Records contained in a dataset
# # #

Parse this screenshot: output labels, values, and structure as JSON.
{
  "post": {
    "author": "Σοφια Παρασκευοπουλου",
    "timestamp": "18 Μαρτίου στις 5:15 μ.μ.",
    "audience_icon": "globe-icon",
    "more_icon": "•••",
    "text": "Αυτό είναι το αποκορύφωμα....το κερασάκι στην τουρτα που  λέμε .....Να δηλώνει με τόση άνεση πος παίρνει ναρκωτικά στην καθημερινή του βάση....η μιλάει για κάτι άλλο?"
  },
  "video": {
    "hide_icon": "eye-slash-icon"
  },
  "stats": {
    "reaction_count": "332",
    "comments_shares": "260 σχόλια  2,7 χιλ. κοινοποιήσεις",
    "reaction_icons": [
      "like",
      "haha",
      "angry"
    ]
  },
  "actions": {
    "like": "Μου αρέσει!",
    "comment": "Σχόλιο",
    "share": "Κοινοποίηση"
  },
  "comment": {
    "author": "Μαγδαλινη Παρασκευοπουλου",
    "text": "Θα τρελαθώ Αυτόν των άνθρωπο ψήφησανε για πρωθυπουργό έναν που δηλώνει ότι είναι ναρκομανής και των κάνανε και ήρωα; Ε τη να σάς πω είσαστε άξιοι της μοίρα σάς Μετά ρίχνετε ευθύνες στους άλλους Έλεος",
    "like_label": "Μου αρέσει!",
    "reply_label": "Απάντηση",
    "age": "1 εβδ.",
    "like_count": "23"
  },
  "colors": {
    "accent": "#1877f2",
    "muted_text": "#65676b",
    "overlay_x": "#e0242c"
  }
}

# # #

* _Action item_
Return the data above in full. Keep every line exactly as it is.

* _Answer for the task_
Parse this screenshot: output labels, values, and structure as JSON.
{
  "post": {
    "author": "Σοφια Παρασκευοπουλου",
    "timestamp": "18 Μαρτίου στις 5:15 μ.μ.",
    "audience_icon": "globe-icon",
    "more_icon": "•••",
    "text": "Αυτό είναι το αποκορύφωμα....το κερασάκι στην τουρτα που  λέμε .....Να δηλώνει με τόση άνεση πος παίρνει ναρκωτικά στην καθημερινή του βάση....η μιλάει για κάτι άλλο?"
  },
  "video": {
    "hide_icon": "eye-slash-icon"
  },
  "stats": {
    "reaction_count": "332",
    "comments_shares": "260 σχόλια  2,7 χιλ. κοινοποιήσεις",
    "reaction_icons": [
      "like",
      "haha",
      "angry"
    ]
  },
  "actions": {
    "like": "Μου αρέσει!",
    "comment": "Σχόλιο",
    "share": "Κοινοποίηση"
  },
  "comment": {
    "author": "Μαγδαλινη Παρασκευοπουλου",
    "text": "Θα τρελαθώ Αυτόν των άνθρωπο ψήφησανε για πρωθυπουργό έναν που δηλώνει ότι είναι ναρκομανής και των κάνανε και ήρωα; Ε τη να σάς πω είσαστε άξιοι της μοίρα σάς Μετά ρίχνετε ευθύνες στους άλλους Έλεος",
    "like_label": "Μου αρέσει!",
    "reply_label": "Απάντηση",
    "age": "1 εβδ.",
    "like_count": "23"
  },
  "colors": {
    "accent": "#1877f2",
    "muted_text": "#65676b",
    "overlay_x": "#e0242c"
  }
}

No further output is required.